It would do even more than destroy the long-time tradition of foraging for wild edibles. It is also the beginning of what Mainers would recognize as “reverse land posting.” This has been voiced by the current Executive Director of the Sportsman’s Alliance of Maine, David Trahan. At present, private land in Maine is open for access unless the landowner legally posts his land. Hunters and some other outdoor sportsmen understand the vital importance of maintaining that access and as such have gone out of their way to educate the sportsmen to always get permission before hunting, etc. Of course, in the example given by Sen. Paul Davis, one might end up fishing a stream and in the process enter onto someone’s land where things like fiddleheads are found. This can only be complicated by existing laws in water rights of way.

At the end of this piece, I’ve posted and made available, the current proposal. Already the sponsor of the bill is trying to bail himself out, because the bill is extremely totalitarian, and change the wording to include only commercial harvesting of wild things. In addition, looking over the bill, someone took the lazy man’s approach to this bill and it appears they didn’t really fully understand what the intent of an amended existing bill would do….or did they?

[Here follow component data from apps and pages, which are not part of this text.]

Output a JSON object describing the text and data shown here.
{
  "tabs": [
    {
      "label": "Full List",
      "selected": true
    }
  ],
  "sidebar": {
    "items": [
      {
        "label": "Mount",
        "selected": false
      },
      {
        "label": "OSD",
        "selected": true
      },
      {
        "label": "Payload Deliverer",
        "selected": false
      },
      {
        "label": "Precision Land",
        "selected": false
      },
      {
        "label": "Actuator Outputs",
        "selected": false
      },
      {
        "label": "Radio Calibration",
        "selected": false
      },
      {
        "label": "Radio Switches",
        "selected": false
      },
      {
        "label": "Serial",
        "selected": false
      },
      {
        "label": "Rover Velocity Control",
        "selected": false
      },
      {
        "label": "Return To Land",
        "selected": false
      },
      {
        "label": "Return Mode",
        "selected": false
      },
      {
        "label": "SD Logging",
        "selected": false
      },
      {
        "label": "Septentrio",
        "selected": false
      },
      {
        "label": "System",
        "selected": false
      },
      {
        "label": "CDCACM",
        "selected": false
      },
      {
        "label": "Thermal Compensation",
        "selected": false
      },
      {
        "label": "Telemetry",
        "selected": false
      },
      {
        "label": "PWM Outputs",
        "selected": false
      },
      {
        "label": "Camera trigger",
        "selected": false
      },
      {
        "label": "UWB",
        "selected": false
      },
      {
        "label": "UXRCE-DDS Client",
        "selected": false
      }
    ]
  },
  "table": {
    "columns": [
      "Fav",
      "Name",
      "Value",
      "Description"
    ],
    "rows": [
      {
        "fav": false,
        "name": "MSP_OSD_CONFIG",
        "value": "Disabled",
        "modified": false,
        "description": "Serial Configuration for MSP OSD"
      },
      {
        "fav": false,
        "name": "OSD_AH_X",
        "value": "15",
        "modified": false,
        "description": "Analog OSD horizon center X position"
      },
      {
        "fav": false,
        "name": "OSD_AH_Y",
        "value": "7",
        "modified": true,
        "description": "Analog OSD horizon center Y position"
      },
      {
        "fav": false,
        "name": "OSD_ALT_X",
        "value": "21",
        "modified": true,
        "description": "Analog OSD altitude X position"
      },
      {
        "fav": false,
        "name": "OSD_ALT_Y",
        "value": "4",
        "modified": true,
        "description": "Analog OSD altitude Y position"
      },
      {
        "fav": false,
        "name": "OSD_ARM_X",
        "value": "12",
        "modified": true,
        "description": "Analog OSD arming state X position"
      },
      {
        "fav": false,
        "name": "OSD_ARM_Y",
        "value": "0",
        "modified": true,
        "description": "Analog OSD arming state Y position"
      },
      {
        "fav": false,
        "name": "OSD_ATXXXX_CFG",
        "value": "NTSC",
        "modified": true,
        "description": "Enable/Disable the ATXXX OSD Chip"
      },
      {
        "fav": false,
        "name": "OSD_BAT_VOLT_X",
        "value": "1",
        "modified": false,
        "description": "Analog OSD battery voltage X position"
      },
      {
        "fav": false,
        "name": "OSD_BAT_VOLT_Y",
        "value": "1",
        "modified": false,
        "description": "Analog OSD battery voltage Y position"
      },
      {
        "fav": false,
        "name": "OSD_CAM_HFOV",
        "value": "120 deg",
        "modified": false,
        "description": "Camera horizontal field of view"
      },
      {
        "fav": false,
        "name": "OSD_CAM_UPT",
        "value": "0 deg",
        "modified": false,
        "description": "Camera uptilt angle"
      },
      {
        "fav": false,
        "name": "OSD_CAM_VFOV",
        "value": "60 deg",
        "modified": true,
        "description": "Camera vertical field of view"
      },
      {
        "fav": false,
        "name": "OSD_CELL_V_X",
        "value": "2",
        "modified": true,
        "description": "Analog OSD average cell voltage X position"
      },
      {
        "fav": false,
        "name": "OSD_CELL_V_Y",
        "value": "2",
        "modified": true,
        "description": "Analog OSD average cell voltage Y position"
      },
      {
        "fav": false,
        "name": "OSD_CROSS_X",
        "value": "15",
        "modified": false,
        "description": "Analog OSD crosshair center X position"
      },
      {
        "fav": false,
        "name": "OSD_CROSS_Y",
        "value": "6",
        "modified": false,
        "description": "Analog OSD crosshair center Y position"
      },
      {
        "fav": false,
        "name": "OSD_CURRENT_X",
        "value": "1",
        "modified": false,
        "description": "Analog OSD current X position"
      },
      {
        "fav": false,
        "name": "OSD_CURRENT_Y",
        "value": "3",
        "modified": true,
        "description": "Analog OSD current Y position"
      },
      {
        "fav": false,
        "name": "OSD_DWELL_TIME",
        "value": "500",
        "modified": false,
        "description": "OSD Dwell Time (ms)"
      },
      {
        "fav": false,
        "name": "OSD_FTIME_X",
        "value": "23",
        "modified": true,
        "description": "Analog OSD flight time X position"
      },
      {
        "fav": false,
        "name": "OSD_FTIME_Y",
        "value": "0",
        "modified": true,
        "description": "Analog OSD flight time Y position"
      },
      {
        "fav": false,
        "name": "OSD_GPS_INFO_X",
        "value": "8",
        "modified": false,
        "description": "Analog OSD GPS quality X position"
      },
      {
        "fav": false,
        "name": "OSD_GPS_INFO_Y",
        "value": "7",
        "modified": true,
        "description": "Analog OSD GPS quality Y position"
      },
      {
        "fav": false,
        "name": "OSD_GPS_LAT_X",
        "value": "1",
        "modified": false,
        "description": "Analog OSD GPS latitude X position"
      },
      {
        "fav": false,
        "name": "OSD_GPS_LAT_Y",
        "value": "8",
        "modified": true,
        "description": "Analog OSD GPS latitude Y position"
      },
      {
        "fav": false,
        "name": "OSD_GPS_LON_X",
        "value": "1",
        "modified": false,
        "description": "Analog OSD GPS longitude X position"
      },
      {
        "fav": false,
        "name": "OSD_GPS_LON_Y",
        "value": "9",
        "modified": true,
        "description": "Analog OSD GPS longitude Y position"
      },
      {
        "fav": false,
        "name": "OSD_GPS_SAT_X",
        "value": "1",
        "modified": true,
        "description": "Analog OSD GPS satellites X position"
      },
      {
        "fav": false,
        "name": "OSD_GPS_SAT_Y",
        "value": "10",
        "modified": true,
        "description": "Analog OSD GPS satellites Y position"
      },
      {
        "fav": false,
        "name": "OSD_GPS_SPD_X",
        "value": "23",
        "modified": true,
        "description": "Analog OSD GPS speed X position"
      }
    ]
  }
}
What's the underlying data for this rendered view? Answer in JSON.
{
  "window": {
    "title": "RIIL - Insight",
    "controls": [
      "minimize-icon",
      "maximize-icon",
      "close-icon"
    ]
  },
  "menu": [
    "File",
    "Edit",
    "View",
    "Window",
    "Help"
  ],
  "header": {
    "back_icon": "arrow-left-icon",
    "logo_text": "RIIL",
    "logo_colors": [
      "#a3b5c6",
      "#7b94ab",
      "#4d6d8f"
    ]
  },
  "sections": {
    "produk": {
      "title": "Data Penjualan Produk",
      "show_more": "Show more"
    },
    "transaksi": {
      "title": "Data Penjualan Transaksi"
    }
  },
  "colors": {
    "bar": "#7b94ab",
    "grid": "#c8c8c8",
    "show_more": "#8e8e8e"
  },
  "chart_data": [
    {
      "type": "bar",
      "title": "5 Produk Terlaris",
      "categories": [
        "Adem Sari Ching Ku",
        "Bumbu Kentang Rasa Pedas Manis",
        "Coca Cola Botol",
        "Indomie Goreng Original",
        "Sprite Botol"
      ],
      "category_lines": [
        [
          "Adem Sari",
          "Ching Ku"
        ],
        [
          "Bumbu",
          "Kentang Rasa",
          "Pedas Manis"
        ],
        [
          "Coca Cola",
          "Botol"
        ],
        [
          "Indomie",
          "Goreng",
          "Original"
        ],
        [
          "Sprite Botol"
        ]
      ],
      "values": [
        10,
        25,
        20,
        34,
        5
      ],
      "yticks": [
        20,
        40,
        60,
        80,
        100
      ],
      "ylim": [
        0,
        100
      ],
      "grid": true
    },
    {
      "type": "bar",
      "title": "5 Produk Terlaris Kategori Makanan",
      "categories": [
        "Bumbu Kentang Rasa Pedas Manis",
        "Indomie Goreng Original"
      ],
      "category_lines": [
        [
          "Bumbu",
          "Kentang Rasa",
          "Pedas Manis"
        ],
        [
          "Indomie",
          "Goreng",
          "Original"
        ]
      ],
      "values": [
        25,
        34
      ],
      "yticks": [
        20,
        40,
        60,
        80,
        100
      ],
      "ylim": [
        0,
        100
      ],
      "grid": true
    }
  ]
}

LD 128, as written, is nothing more than amending the current law on the prohibition of stealing Christmas trees. Anyone with half a brain should be able to understand that there is a huge difference between stealing millions of Christmas trees, to satisfy the Pagan’s, false religion, and rummaging through the forest looking for mushrooms, fiddleheads or dandelion greens.

Now to my prediction. Judging by the direction this country is headed, I would suspect that the fascists in government will see this is an opportunity to pounce in order to further tax the worker drones, while appeasing the large landowners. In this case in Maine, the Maine Woodlot Owners favor this bill. So what might this “pouncing” look like? First, anyone wishing to “forage” for wild edibles would need to be licensed. A license would have to cost at least the same amount as a hunting or fishing license would. If you are from out-of-state prepare to pay in excess of $100.00 to pick up a handful of dandelion greens for supper.

But, before you can get the Foragers License, one must take a course from a registered and certified professional forager, i.e. Environmentalist. This may or may not cost the forager money.

For each trip into the forests, by first obtaining written permission from the landowner and paying said landowner a fee, the amount of which is up to the landowner but there would be a tax paid to the government as part of the fee, each “harvest” item would have to be tagged and registered with the state…another tax and fee. Mind you having such regulation would not change anything as it pertains to the landowner, fearful someone might be getting something to eat off his land. Crooks, who steal now, will continue to steal. But don’t go look!

Sound ridiculous? Well, it isn’t. This is exactly what the same clowns calling for bills like LD 128 want to see as far as land access goes – paying to play on private land and giving the landowner the freedom to charge whatever amount the market will bear and limiting access to only the chosen few…who have the most money.

The future.

[pdf-embedder url=”http://tomremington.com/wp-content/uploads/2017/03/Maine-128-SP-47-item-1.pdf” title=”Maine 128 – SP 47 item 1″]